This week brought New York City’s Internet community another installment of TechCrunch Disrupt, the live event component from the popular AOL-owned blog franchise covering all things related to early stage web entrepreneurialism and disruption. The conference took place at an enclosed area covering an entire pier on Manhattan’s West Side and the Digital Lab was there to take it all in.
In many ways, TechCrunch Disrupt centers around the concept of a giant Internet product parade. It showcases everything from a playoff-style pitch contest that gives startup founders of all kinds the chance to win over guest judges until an overall winner is named (this year’s champ was visual conference call enabler UberConference) to panel discussions with a variety of notable power brokers in the digital game today.
So what startups at TechCrunch Disrupt, especially from an advertising perspective, left an impression with us? Well there was everything from TagBrand, which promises to allow consumers to check-in or “brand-in” to their favorite apparel brands via mobile, to SponsorHub, a turnkey online-based platform that allows brands to canvass and sponsor industry events of all kinds. However, one major recurring theme at this Disrupt event appeared to be local business loyalty tools. Not one or two but at least three companies at Disrupt, including Mirth, Cardify and LocalBonus, were all pitching their own individual spins on providing tools to allow local businesses to recognize and reward consumer patronage and loyalty.
While it’s too early to tell who will be the king of the digital punchcard hill, at least one thing is evident by all of the attention being given to the long tail of retail. While one would think that three-year-old Foursquare has a major head start in making a foray into space, the reality is that the brick and mortar retail market is so vast and tough to create scale across and the opportunity is so immense that this war to conquer the world of retail loyalty solutions is just getting started.

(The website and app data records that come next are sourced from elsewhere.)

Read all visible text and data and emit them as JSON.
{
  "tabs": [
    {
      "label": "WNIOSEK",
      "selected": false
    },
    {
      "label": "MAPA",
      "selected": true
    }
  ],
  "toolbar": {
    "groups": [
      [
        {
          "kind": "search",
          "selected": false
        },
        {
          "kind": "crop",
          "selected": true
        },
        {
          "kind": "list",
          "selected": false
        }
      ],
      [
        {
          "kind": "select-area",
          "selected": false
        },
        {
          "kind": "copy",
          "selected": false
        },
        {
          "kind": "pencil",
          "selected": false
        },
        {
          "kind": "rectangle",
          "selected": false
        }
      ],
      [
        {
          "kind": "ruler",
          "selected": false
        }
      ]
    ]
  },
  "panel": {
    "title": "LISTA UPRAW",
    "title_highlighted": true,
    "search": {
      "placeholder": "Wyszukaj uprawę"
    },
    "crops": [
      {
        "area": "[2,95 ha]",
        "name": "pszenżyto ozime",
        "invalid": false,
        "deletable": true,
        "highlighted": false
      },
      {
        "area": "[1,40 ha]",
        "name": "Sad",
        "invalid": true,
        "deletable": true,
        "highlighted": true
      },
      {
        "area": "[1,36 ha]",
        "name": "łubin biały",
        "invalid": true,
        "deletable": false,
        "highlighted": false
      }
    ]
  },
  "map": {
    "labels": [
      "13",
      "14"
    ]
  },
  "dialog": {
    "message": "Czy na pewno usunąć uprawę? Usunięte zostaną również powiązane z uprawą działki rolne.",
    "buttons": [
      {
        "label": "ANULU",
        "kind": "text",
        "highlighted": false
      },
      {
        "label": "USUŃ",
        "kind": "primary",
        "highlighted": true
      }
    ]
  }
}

And as TechCrunch Disrupt drew to a close this week, there was one other thing that seemed evident: there is a flood of talent and ambition that is continuing to fuel the New York City digital startup scene marking the most exciting time in the space since the Internet bubble of the 90s. While this may eventually bring about a bubble-like environment where the enthusiasm outstrips the fundamentals of reality, it should also result in entirely new ways for brands of all kinds, including real-world retail brands, to reach and engage with the everyday consumer.